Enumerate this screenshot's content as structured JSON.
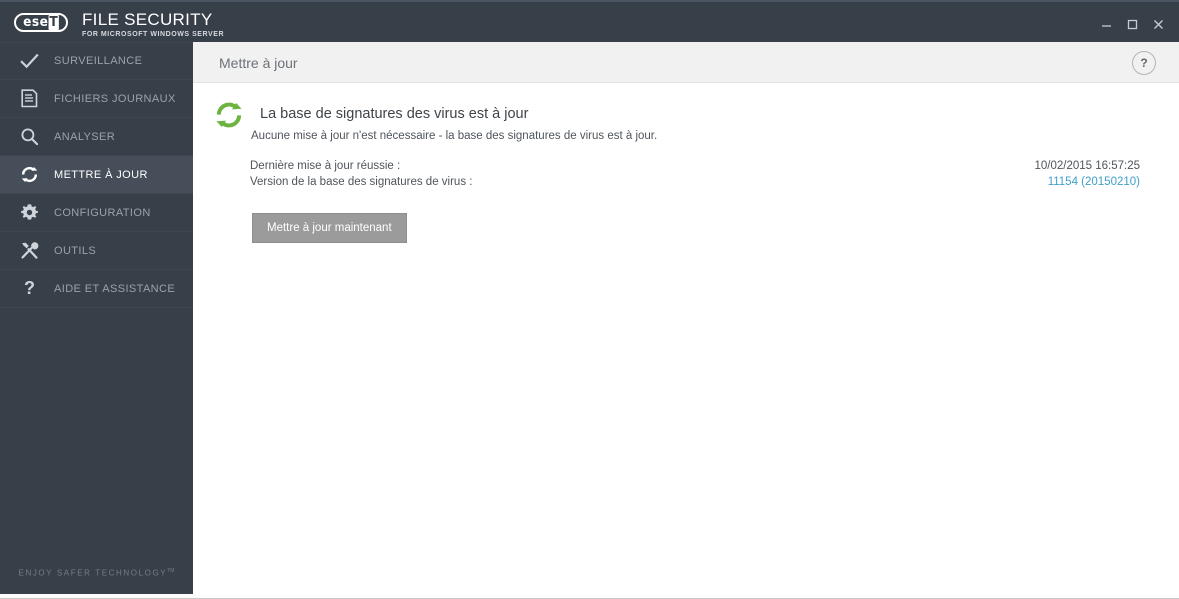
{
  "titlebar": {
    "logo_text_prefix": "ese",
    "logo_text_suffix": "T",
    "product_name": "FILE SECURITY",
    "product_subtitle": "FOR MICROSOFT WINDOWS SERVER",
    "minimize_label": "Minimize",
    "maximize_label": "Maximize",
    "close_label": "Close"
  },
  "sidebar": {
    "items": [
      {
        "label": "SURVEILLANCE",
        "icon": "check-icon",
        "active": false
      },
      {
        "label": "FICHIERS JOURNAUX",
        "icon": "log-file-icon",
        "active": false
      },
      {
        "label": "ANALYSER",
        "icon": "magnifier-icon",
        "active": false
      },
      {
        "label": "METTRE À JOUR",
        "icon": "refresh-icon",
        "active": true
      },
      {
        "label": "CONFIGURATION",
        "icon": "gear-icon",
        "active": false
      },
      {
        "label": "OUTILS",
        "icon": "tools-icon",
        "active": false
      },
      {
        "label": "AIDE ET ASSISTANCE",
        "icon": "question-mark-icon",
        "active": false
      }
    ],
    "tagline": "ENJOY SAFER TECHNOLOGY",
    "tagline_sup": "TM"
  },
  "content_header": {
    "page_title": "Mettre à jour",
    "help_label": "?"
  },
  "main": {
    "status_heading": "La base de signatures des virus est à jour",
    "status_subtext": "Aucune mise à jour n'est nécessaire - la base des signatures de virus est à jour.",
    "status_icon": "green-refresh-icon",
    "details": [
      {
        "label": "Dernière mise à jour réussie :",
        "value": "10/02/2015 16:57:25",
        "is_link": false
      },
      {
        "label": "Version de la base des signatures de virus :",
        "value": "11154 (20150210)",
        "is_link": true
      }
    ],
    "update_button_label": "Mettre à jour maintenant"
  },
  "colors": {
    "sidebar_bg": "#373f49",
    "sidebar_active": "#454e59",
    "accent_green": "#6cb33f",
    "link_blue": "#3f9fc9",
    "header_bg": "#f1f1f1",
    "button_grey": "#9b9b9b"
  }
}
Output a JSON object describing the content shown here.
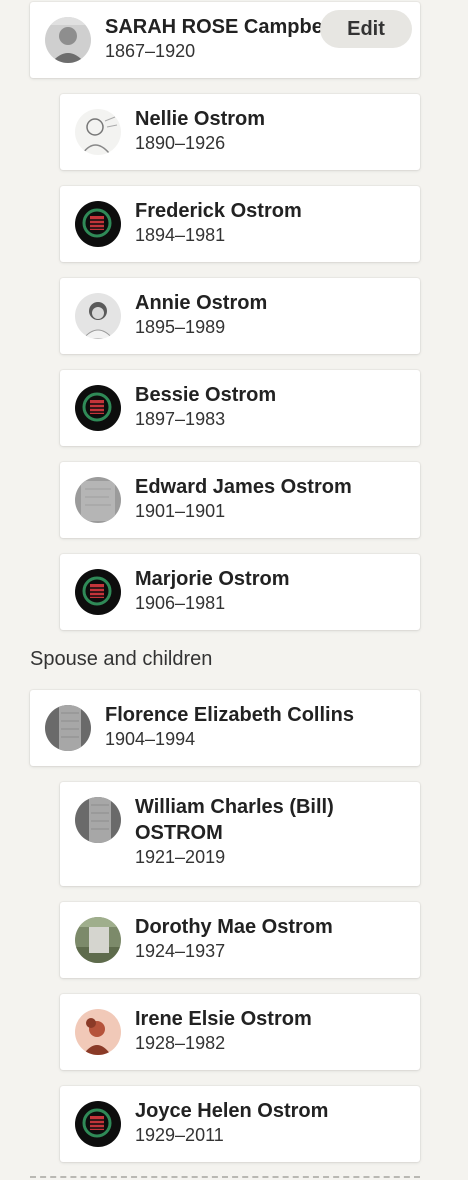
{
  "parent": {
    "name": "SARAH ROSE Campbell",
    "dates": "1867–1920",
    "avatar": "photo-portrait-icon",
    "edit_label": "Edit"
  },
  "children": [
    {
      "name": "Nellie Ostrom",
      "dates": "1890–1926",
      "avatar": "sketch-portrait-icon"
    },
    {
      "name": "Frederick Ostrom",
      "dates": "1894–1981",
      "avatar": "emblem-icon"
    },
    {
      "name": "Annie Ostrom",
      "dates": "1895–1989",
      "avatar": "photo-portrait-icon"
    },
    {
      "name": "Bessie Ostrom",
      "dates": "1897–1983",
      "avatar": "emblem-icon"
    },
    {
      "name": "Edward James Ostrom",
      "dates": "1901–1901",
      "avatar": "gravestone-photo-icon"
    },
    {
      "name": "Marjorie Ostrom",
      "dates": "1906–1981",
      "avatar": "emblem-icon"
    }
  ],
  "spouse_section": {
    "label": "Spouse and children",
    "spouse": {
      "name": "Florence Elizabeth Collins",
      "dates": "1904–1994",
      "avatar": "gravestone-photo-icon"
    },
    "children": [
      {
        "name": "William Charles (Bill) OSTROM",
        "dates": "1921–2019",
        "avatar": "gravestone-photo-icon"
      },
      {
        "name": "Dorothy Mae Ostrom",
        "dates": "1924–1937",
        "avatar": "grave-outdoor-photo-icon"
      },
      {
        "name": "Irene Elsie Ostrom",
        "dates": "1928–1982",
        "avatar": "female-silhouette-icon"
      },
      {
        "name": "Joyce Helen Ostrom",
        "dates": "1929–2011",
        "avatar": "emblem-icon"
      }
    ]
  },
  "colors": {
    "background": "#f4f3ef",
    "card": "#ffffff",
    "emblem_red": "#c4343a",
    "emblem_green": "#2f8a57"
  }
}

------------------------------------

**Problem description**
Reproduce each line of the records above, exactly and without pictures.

**Exercise output**
Enumerate this screenshot's content as structured JSON.
{
  "titlebar": {
    "logo_text_prefix": "ese",
    "logo_text_suffix": "T",
    "product_name": "FILE SECURITY",
    "product_subtitle": "FOR MICROSOFT WINDOWS SERVER",
    "minimize_label": "Minimize",
    "maximize_label": "Maximize",
    "close_label": "Close"
  },
  "sidebar": {
    "items": [
      {
        "label": "SURVEILLANCE",
        "icon": "check-icon",
        "active": false
      },
      {
        "label": "FICHIERS JOURNAUX",
        "icon": "log-file-icon",
        "active": false
      },
      {
        "label": "ANALYSER",
        "icon": "magnifier-icon",
        "active": false
      },
      {
        "label": "METTRE À JOUR",
        "icon": "refresh-icon",
        "active": true
      },
      {
        "label": "CONFIGURATION",
        "icon": "gear-icon",
        "active": false
      },
      {
        "label": "OUTILS",
        "icon": "tools-icon",
        "active": false
      },
      {
        "label": "AIDE ET ASSISTANCE",
        "icon": "question-mark-icon",
        "active": false
      }
    ],
    "tagline": "ENJOY SAFER TECHNOLOGY",
    "tagline_sup": "TM"
  },
  "content_header": {
    "page_title": "Mettre à jour",
    "help_label": "?"
  },
  "main": {
    "status_heading": "La base de signatures des virus est à jour",
    "status_subtext": "Aucune mise à jour n'est nécessaire - la base des signatures de virus est à jour.",
    "status_icon": "green-refresh-icon",
    "details": [
      {
        "label": "Dernière mise à jour réussie :",
        "value": "10/02/2015 16:57:25",
        "is_link": false
      },
      {
        "label": "Version de la base des signatures de virus :",
        "value": "11154 (20150210)",
        "is_link": true
      }
    ],
    "update_button_label": "Mettre à jour maintenant"
  },
  "colors": {
    "sidebar_bg": "#373f49",
    "sidebar_active": "#454e59",
    "accent_green": "#6cb33f",
    "link_blue": "#3f9fc9",
    "header_bg": "#f1f1f1",
    "button_grey": "#9b9b9b"
  }
}
Output a JSON object describing the content shown here.
{
  "parent": {
    "name": "SARAH ROSE Campbell",
    "dates": "1867–1920",
    "avatar": "photo-portrait-icon",
    "edit_label": "Edit"
  },
  "children": [
    {
      "name": "Nellie Ostrom",
      "dates": "1890–1926",
      "avatar": "sketch-portrait-icon"
    },
    {
      "name": "Frederick Ostrom",
      "dates": "1894–1981",
      "avatar": "emblem-icon"
    },
    {
      "name": "Annie Ostrom",
      "dates": "1895–1989",
      "avatar": "photo-portrait-icon"
    },
    {
      "name": "Bessie Ostrom",
      "dates": "1897–1983",
      "avatar": "emblem-icon"
    },
    {
      "name": "Edward James Ostrom",
      "dates": "1901–1901",
      "avatar": "gravestone-photo-icon"
    },
    {
      "name": "Marjorie Ostrom",
      "dates": "1906–1981",
      "avatar": "emblem-icon"
    }
  ],
  "spouse_section": {
    "label": "Spouse and children",
    "spouse": {
      "name": "Florence Elizabeth Collins",
      "dates": "1904–1994",
      "avatar": "gravestone-photo-icon"
    },
    "children": [
      {
        "name": "William Charles (Bill) OSTROM",
        "dates": "1921–2019",
        "avatar": "gravestone-photo-icon"
      },
      {
        "name": "Dorothy Mae Ostrom",
        "dates": "1924–1937",
        "avatar": "grave-outdoor-photo-icon"
      },
      {
        "name": "Irene Elsie Ostrom",
        "dates": "1928–1982",
        "avatar": "female-silhouette-icon"
      },
      {
        "name": "Joyce Helen Ostrom",
        "dates": "1929–2011",
        "avatar": "emblem-icon"
      }
    ]
  },
  "colors": {
    "background": "#f4f3ef",
    "card": "#ffffff",
    "emblem_red": "#c4343a",
    "emblem_green": "#2f8a57"
  }
}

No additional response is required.